"What happened at Pumpkin Fest isn't exactly a Keene problem. This is a global problem," Keene State student Nick Tornatore said.
Tainted and tarnished amid violence and destruction of property and injuries, more than 100 have been arrested in the aftermath of the October 18 riots, many of them unaffiliated with Keene State College, though 170 Keene State students have been disciplined by the school administration and several expelled.
These are not just a few bad apples, according to residents.
"I had to spend four and half hours on that particular evening, standing on my front porch guarding my property from people who were intoxicated," Keene resident Bob Lyle said. "I can tell you right now that the Pumpkin Festival this year was not an isolated incident."
But these lasting images of the Keene Pumpkin Festival is not the image campus and city leaders want associated with the family friendly event that's been here since 1991.
They held a public forum on campus to discuss what's next for the annual fall festival and if it should continue.
"We need to send a powerful message that we will not tolerate these kinds of behaviors and we need to end the Pumpkin Festival now," said mother of three, Keene resident Beth Truman.
"There is no way that we should do away (with) or remove the Pumpkin Festival in Keene. That's a landmark in Keene and has been for some odd years," Keene resident Morris Whitney said.
"To me this is about binge drinking and how it gets carried away," New Hampshire state Rep. Larry Phillips of Keene said.
"They came here to party. Give them a place to party. Whether it be Keene State College athletic field, wherever, where they are away from city residents," Harry Boynton, who works in Keene, said.
To turn it around, for some, there will have to be an emphasis on repairing the fractured town and gown relationship.
"I don't blame the Pumpkin Festival for the violence that took place.

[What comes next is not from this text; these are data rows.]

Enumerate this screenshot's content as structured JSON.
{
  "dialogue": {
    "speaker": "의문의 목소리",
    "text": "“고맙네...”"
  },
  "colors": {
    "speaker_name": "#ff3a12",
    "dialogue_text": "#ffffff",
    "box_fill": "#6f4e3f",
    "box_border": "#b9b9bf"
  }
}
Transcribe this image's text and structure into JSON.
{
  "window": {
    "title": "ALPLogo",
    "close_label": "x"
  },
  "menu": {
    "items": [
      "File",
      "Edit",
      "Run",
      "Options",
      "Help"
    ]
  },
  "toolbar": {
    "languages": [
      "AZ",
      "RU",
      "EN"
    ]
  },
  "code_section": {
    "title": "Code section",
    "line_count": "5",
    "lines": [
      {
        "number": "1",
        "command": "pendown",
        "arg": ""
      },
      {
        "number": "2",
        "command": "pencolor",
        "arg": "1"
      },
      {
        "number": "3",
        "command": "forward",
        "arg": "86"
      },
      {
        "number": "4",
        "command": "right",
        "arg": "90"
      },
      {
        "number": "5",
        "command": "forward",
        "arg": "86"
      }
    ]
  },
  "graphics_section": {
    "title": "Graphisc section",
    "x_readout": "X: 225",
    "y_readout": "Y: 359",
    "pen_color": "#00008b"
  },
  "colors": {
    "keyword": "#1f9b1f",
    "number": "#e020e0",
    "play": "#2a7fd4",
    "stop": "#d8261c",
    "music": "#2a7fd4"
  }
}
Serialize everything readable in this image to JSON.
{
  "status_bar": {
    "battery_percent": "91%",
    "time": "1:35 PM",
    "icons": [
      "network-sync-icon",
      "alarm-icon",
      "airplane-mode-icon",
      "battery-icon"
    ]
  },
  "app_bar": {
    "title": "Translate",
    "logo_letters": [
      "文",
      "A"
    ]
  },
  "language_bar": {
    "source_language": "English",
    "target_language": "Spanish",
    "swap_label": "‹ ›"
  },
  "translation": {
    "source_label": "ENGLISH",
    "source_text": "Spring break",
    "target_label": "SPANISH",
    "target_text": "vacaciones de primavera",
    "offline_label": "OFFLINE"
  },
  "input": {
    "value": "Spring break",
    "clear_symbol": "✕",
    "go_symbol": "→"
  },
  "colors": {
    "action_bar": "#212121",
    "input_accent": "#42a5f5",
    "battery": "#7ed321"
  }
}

However, I do think that the Pumpkin Festival has achieved the status of attractive nuisance," Keene resident John DiBernardo said.
No final decision was made Tuesday night. College President Anne Huot says it will likely be made in the coming months.